++++ Extracted information
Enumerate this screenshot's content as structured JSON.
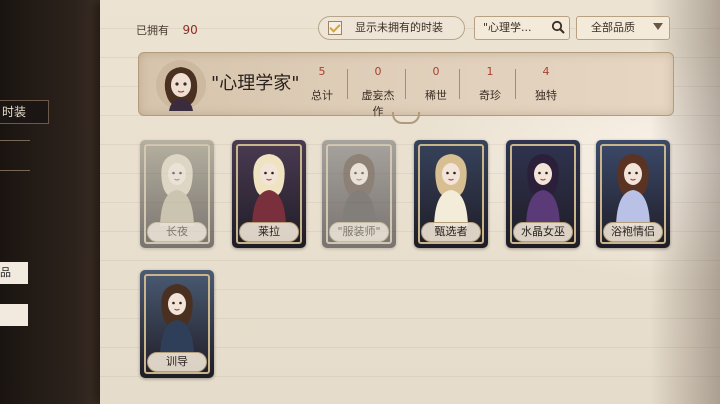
{
  "header": {
    "owned_label": "已拥有",
    "owned_count": "90",
    "toggle_label": "显示未拥有的时装",
    "search_value": "\"心理学...",
    "filter_value": "全部品质"
  },
  "banner": {
    "title": "\"心理学家\"",
    "stats": [
      {
        "n": "5",
        "label": "总计"
      },
      {
        "n": "0",
        "label": "虚妄杰作"
      },
      {
        "n": "0",
        "label": "稀世"
      },
      {
        "n": "1",
        "label": "奇珍"
      },
      {
        "n": "4",
        "label": "独特"
      }
    ]
  },
  "sidebar": {
    "tab_label": "时装",
    "item_label": "品"
  },
  "cards": [
    {
      "label": "长夜",
      "bg": "#8e8a6e",
      "dress": "#b6ae88",
      "hair": "#d9cfb0",
      "dim": true
    },
    {
      "label": "莱拉",
      "bg": "#4b3b52",
      "dress": "#7a2f3c",
      "hair": "#efe3c2",
      "dim": false
    },
    {
      "label": "\"服装师\"",
      "bg": "#6f7177",
      "dress": "#2f2f3a",
      "hair": "#4b3325",
      "dim": true
    },
    {
      "label": "甄选者",
      "bg": "#37435c",
      "dress": "#f3ecd9",
      "hair": "#d8bf92",
      "dim": false
    },
    {
      "label": "水晶女巫",
      "bg": "#2f3450",
      "dress": "#5b3a78",
      "hair": "#2b1f3a",
      "dim": false
    },
    {
      "label": "浴袍情侣",
      "bg": "#3c4a6a",
      "dress": "#b9c2e6",
      "hair": "#5a3323",
      "dim": false
    },
    {
      "label": "训导",
      "bg": "#4a5b73",
      "dress": "#2f3f59",
      "hair": "#4a3020",
      "dim": false
    }
  ]
}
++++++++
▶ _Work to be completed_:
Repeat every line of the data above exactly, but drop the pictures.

▶ _The completed task_:
Enumerate this screenshot's content as structured JSON.
{
  "header": {
    "owned_label": "已拥有",
    "owned_count": "90",
    "toggle_label": "显示未拥有的时装",
    "search_value": "\"心理学...",
    "filter_value": "全部品质"
  },
  "banner": {
    "title": "\"心理学家\"",
    "stats": [
      {
        "n": "5",
        "label": "总计"
      },
      {
        "n": "0",
        "label": "虚妄杰作"
      },
      {
        "n": "0",
        "label": "稀世"
      },
      {
        "n": "1",
        "label": "奇珍"
      },
      {
        "n": "4",
        "label": "独特"
      }
    ]
  },
  "sidebar": {
    "tab_label": "时装",
    "item_label": "品"
  },
  "cards": [
    {
      "label": "长夜",
      "bg": "#8e8a6e",
      "dress": "#b6ae88",
      "hair": "#d9cfb0",
      "dim": true
    },
    {
      "label": "莱拉",
      "bg": "#4b3b52",
      "dress": "#7a2f3c",
      "hair": "#efe3c2",
      "dim": false
    },
    {
      "label": "\"服装师\"",
      "bg": "#6f7177",
      "dress": "#2f2f3a",
      "hair": "#4b3325",
      "dim": true
    },
    {
      "label": "甄选者",
      "bg": "#37435c",
      "dress": "#f3ecd9",
      "hair": "#d8bf92",
      "dim": false
    },
    {
      "label": "水晶女巫",
      "bg": "#2f3450",
      "dress": "#5b3a78",
      "hair": "#2b1f3a",
      "dim": false
    },
    {
      "label": "浴袍情侣",
      "bg": "#3c4a6a",
      "dress": "#b9c2e6",
      "hair": "#5a3323",
      "dim": false
    },
    {
      "label": "训导",
      "bg": "#4a5b73",
      "dress": "#2f3f59",
      "hair": "#4a3020",
      "dim": false
    }
  ]
}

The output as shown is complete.